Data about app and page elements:
#####

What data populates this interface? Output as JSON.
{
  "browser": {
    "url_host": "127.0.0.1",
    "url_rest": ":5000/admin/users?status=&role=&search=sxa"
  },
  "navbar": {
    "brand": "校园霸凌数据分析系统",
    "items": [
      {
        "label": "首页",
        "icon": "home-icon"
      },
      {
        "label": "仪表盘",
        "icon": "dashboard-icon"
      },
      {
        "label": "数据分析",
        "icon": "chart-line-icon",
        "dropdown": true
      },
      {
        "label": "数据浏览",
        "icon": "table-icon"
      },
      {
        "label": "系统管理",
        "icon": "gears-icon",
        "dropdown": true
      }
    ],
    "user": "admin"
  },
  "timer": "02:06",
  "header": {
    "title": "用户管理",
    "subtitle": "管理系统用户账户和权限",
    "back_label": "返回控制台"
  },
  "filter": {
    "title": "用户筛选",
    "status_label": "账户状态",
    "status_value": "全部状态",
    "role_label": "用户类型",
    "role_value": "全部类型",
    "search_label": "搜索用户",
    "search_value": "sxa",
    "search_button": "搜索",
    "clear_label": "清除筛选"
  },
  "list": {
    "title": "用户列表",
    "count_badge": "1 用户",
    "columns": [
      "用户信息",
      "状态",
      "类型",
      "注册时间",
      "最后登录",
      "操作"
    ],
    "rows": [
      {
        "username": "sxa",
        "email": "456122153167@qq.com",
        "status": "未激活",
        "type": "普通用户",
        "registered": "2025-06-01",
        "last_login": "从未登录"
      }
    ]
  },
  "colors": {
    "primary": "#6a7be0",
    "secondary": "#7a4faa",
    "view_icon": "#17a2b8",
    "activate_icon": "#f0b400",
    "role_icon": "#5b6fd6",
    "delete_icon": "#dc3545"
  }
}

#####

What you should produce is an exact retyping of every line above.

*EXERCISE SOLUTION:*
What data populates this interface? Output as JSON.
{
  "browser": {
    "url_host": "127.0.0.1",
    "url_rest": ":5000/admin/users?status=&role=&search=sxa"
  },
  "navbar": {
    "brand": "校园霸凌数据分析系统",
    "items": [
      {
        "label": "首页",
        "icon": "home-icon"
      },
      {
        "label": "仪表盘",
        "icon": "dashboard-icon"
      },
      {
        "label": "数据分析",
        "icon": "chart-line-icon",
        "dropdown": true
      },
      {
        "label": "数据浏览",
        "icon": "table-icon"
      },
      {
        "label": "系统管理",
        "icon": "gears-icon",
        "dropdown": true
      }
    ],
    "user": "admin"
  },
  "timer": "02:06",
  "header": {
    "title": "用户管理",
    "subtitle": "管理系统用户账户和权限",
    "back_label": "返回控制台"
  },
  "filter": {
    "title": "用户筛选",
    "status_label": "账户状态",
    "status_value": "全部状态",
    "role_label": "用户类型",
    "role_value": "全部类型",
    "search_label": "搜索用户",
    "search_value": "sxa",
    "search_button": "搜索",
    "clear_label": "清除筛选"
  },
  "list": {
    "title": "用户列表",
    "count_badge": "1 用户",
    "columns": [
      "用户信息",
      "状态",
      "类型",
      "注册时间",
      "最后登录",
      "操作"
    ],
    "rows": [
      {
        "username": "sxa",
        "email": "456122153167@qq.com",
        "status": "未激活",
        "type": "普通用户",
        "registered": "2025-06-01",
        "last_login": "从未登录"
      }
    ]
  },
  "colors": {
    "primary": "#6a7be0",
    "secondary": "#7a4faa",
    "view_icon": "#17a2b8",
    "activate_icon": "#f0b400",
    "role_icon": "#5b6fd6",
    "delete_icon": "#dc3545"
  }
}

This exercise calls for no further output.